Similarly, among the facilities with neutral revenues, 28 percent report an increased IT infrastructure budget (of about 15 percent). But most (55 percent) of this group saw budgets remain the same as 2008. Some 17 percent saw a decrease, which varied greatly from 5 to 25 percent. For clinical IT systems, 67 percent of revenue-neutral sites had no change in the budget. Some 25 percent saw an increase in their budget—up to 20 percent, and only 8 percent had a reduction in clinical IT system spending. Spending for clinical imaging systems stayed the same or increased for 82 percent of the survey base. Some 28 percent saw an increase up to 20 to 25 percent, while 56 percent stayed the same. Only 16 percent saw budget decreases, most often into the low teens.
In facilities reporting positive revenue growth, 52 percent had an increase in their IT infrastructure budget of up to 30+ percent. Some 39 percent of this group had no change to the budget, and only 9 percent saw a decrease to the budget (of about 10 percent). For clinical information systems, 50 percent saw budget increases—well into the 20 to 30 percent range. About 41 percent of respondents had no change to their budget, and only 9 percent saw a budget reduction. Imaging systems spending was on par at 84 percent of facilities that saw no change or increases in spending—with an even split between the two groups. Only 15 percent of this group saw a budget decrease for imaging systems.
Healthcare reform across America looms large on the minds of all of us in healthcare—both as providers and recipients of care. Change is certain, it’s just a matter of when and to what degree. Right now we are coming out of the economic recession, a period in which healthcare facilities have taken a pause to review internal wants, needs and processes to begin to adapt to new market and economic demands. Healthcare facilities will need to share images and reports, often within the EMR, throughout the enterprise as well as externally through health information exchanges. Clinicians, providers and, ultimately, patients need to collaborate on a personal health record for the patient. Technology will be the enabler to level the field of information access, allowing leaders to emerge to further differentiate on how they use the information.

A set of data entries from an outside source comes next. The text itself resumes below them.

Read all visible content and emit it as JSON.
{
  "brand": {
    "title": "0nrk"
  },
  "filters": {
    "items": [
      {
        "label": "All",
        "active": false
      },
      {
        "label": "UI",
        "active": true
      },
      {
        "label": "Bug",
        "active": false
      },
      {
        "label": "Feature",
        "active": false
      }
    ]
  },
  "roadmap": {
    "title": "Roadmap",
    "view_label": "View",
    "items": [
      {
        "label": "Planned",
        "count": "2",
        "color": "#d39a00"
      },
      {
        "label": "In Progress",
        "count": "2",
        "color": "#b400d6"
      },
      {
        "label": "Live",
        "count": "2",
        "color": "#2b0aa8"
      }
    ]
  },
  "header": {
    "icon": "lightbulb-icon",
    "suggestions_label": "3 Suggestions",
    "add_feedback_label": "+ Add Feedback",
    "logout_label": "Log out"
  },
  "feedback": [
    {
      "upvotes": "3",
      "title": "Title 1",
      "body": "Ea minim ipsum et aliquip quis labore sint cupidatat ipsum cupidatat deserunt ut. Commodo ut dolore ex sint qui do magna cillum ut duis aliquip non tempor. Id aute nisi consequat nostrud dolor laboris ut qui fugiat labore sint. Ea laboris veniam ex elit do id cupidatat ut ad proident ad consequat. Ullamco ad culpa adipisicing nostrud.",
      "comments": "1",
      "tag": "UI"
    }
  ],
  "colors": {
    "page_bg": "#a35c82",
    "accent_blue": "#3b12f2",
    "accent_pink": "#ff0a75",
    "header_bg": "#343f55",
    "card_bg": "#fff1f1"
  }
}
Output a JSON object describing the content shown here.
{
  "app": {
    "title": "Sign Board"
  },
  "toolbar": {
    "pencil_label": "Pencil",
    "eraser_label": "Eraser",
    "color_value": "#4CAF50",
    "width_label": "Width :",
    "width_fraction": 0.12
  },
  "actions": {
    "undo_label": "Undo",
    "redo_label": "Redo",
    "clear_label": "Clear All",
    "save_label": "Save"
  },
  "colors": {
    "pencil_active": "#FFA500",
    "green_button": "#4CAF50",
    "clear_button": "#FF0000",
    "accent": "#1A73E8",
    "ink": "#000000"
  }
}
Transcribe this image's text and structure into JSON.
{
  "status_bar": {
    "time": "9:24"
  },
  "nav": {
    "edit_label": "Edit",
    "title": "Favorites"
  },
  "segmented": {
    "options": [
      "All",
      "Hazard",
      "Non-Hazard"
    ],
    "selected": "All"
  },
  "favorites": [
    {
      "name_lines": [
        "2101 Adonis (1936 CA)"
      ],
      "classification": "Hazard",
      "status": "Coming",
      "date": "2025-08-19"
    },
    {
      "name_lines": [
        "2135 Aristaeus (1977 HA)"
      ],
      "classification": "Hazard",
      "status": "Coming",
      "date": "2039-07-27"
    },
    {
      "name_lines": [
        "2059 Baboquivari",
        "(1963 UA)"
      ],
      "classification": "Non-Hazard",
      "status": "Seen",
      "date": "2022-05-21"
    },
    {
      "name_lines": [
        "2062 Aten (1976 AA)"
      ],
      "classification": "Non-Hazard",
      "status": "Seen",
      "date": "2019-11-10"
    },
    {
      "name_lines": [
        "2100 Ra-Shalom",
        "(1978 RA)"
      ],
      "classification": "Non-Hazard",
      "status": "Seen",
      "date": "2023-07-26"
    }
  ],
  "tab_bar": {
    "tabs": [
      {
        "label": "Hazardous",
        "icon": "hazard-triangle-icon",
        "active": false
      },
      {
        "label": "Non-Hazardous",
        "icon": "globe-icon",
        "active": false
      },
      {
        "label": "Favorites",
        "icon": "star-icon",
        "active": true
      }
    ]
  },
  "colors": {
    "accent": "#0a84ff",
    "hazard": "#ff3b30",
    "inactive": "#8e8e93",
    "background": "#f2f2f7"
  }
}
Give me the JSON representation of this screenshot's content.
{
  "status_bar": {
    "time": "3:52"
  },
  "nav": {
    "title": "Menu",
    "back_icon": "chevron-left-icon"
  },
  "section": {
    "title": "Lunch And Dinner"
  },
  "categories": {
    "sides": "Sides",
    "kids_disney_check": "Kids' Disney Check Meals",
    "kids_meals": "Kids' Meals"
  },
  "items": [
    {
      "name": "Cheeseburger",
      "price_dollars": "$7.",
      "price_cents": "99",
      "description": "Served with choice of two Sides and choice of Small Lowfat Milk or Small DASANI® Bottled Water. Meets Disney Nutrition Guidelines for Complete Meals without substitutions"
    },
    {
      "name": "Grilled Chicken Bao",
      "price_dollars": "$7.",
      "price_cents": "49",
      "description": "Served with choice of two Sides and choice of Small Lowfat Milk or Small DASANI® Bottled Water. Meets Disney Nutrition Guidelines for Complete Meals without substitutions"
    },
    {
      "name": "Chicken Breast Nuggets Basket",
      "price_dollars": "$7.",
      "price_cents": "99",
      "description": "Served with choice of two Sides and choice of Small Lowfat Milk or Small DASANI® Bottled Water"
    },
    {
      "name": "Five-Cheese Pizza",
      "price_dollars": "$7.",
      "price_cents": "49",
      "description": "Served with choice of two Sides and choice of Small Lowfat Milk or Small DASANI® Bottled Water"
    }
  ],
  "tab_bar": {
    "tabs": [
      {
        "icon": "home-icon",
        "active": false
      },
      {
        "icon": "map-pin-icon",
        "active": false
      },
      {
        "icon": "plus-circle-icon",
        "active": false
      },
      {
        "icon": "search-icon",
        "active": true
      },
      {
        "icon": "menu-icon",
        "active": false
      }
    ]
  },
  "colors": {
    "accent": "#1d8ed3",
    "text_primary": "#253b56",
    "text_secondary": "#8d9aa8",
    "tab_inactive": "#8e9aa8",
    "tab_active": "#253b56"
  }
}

|Survey at a Glance|
In all, 410 clinical, administrative and IT professionals participated in the Top Trends in Health Imaging & IT survey between July 11th and August 14th. Participation was solicited of the online readership of Health Imaging & IT, our daily newsletter Health Imaging News, as well as by the American Healthcare Radiology Administrators (AHRA) of its members. All data were submitted online and analyzed by Health Imaging & IT. Respondents most often came from the U.S. (94 percent), including 47 states.